It is very likely that the information collected by intelligence agencies about the onset of the epidemic in Wuhan was analysed - at least in its incipient stages - as primarily a development affecting China itself, rather than one presenting an imminent danger to the world. If true, this was clearly a grave oversight. But it was also an understandable one.

For stories about domestic and fairly secret health emergencies inside China - usually as a result of some environmental or industrial disaster - are not exactly rare, so it would have been some time before the true significance of the Wuhan tragedy emerged.

And even if the true nature of the health problem in Wuhan became clear - something that undoubtedly took weeks, since the initial information came merely from wire and computer intercepts - it would have required epidemiologists, rather than just intelligence analysts, to properly interpret their global health significance.

By the time the epidemic made it into the US President's daily brief of intelligence matters in early January, the material would have gone through weeks of vetting and analysis, and the advantage of dealing with the epidemic at an earlier stage was lost.

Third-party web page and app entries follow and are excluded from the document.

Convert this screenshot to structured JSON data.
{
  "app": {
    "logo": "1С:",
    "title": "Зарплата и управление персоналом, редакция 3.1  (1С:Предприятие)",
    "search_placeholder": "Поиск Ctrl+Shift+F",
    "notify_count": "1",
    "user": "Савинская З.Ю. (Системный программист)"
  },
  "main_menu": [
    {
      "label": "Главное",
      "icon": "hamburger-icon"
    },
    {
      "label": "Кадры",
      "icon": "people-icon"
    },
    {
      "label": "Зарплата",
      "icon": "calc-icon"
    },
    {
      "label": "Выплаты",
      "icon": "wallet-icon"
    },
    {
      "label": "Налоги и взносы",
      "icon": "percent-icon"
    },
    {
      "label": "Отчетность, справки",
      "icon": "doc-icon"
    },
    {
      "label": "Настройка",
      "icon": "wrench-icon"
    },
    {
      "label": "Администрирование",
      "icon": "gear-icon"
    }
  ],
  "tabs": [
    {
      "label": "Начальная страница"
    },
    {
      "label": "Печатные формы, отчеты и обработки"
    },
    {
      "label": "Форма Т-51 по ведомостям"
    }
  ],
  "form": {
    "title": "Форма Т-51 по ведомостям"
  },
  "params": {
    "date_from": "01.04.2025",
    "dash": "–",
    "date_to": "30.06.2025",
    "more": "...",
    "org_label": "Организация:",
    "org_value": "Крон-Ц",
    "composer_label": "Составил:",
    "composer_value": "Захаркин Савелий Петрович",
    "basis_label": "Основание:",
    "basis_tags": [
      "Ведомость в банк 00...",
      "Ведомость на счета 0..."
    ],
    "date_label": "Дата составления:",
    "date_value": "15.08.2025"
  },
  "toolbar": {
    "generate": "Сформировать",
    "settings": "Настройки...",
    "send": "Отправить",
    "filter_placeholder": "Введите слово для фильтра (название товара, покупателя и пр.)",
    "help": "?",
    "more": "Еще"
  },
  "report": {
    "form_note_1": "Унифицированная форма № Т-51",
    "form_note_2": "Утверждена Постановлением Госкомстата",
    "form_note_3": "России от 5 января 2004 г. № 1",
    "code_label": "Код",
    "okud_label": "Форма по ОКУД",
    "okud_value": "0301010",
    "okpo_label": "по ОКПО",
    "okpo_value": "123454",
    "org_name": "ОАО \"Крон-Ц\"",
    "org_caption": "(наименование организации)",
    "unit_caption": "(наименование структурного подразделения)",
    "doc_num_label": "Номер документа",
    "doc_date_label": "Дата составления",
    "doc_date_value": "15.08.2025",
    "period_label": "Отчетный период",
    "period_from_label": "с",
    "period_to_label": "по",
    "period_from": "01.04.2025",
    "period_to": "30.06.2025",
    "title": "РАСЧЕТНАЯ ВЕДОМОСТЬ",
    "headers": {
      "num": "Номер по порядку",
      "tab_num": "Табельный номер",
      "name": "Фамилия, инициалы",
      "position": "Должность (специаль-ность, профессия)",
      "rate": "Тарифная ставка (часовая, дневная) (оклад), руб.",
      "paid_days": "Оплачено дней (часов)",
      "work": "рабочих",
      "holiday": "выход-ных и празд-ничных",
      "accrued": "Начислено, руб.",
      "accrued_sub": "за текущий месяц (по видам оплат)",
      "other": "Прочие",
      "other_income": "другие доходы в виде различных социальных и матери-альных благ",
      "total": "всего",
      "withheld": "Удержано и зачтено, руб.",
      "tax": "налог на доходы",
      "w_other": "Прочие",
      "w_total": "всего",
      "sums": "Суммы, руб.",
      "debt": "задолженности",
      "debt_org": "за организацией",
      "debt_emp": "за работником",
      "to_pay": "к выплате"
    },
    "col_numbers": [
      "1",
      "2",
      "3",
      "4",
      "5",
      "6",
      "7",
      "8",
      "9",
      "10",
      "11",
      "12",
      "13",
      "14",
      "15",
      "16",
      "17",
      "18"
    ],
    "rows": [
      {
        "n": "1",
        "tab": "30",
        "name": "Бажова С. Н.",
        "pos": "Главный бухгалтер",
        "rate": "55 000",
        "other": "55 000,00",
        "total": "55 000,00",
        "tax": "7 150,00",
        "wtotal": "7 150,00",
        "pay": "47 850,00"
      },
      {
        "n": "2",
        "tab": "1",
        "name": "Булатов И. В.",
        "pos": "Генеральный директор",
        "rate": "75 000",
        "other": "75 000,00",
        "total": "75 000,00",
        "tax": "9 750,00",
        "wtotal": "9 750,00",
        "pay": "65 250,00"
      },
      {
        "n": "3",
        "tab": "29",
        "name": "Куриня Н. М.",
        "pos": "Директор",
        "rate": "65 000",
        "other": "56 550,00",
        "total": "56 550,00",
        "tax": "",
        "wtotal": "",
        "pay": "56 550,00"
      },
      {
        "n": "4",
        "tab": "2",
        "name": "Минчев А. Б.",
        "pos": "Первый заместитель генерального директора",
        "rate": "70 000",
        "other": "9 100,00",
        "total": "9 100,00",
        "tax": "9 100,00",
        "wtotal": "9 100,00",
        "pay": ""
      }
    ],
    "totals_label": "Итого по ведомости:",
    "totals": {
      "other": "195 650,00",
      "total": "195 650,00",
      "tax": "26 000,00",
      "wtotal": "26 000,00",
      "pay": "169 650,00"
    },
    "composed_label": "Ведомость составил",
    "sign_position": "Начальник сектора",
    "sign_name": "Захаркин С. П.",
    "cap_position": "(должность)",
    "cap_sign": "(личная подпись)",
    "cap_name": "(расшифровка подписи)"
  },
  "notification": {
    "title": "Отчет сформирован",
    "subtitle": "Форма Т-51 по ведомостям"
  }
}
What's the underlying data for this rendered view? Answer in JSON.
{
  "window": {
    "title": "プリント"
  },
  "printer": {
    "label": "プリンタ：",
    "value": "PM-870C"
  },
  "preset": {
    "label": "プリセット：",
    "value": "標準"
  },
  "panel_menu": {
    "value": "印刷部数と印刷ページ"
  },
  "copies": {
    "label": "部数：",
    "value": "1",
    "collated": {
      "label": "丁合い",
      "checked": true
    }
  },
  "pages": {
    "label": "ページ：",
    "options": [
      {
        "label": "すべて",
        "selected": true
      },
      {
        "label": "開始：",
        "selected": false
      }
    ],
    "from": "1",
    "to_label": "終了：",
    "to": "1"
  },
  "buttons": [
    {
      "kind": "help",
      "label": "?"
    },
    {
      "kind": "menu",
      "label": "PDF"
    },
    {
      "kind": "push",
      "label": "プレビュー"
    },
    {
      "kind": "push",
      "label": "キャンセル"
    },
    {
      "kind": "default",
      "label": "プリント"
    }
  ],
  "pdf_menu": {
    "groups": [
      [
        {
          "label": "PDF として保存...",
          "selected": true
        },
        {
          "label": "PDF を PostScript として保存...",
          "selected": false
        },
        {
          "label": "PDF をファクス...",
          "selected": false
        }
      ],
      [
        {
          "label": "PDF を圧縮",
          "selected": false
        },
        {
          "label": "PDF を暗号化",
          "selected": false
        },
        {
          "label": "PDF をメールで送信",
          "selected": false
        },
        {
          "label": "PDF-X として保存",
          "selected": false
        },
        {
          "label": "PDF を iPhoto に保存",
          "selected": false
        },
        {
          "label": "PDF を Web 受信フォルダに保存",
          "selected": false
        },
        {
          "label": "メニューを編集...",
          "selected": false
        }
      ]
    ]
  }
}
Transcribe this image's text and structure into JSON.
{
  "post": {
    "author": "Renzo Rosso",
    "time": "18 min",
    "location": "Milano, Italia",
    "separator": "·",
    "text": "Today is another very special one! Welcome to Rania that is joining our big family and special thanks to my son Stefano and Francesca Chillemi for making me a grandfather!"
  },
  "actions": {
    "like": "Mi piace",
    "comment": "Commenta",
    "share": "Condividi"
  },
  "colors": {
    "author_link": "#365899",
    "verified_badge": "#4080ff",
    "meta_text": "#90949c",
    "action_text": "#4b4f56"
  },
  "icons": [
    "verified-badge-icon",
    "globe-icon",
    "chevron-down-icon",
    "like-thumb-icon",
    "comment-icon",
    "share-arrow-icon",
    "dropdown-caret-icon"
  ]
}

But why did it take governments even longer thereafter to start taking practical measures in preparation for the onslaught of the virus? Here, it's the politicians and not the intelligence services who must answer.

It is by now fashionable to blame President Donald Trump for refusing to take warnings seriously until it was far too late. But the sad truth is that, with the notable exception of a few Asian nations that have a longer and more recent experience of epidemics, all Western governments were unprepared for the emergency.

It was not only Mr Trump who abolished the White House's dedicated office on global health security; Mr Barack Obama did exactly the same in 2009.


The security strategies of every Western nation included a section on pandemics; for a decade now, Britain's National Security Risk Assessment identified a major public health disaster, and in particular pandemic influenza, as a "tier one" threat to British national security.

But in reality, few governments planned for this supposedly major threat. And that's for very understandable political reasons.

Building spare capacity in national health services for emergencies is not a cheap proposition, especially when there is literally no limit to how much one can spend to deal with existing health demands.

And there are also political risks in responding too soon to intelligence advice about an impending epidemic.


Those who still doubt this proposition are well advised to look at the story of Mrs Roselyne Bachelot, who served as France's health minister a decade ago. The moment she got a government warning about the onset of the H1N1 swine flu in early 2009, she mobilised her ministry and spent hundreds of millions of euros on buying vaccines and medical protection equipment; a few months later, France had a stock of 1.7 billion face masks.

But the virus made little impact in France, the face masks languished in warehouses and were ultimately destroyed, and Mrs Bachelot became the laughing stock of France. She was ultimately hounded out of office for wasting taxpayers' money. Had Mrs Bachelot been in her post today, she would have become one of the world's most famous politicians. Instead, her career ended in disgrace.

Either way, what we are witnessing now is not so much the failure of the intelligence community to "connect the dots", but rather a failure to understand the true significance of a health emergency that it identified, largely because of the way intelligence communities are traditionally tasked to operate.

Those who really failed to connect the dots and act on information that was available are the politicians. And it is now up to them to rewire their intelligence agencies so that similar disasters may be averted.

A version of this article appeared in the print edition of The Straits Times on April 13, 2020, with the headline 'Coronavirus outbreak: Worst intelligence failure in US history?'. Subscribe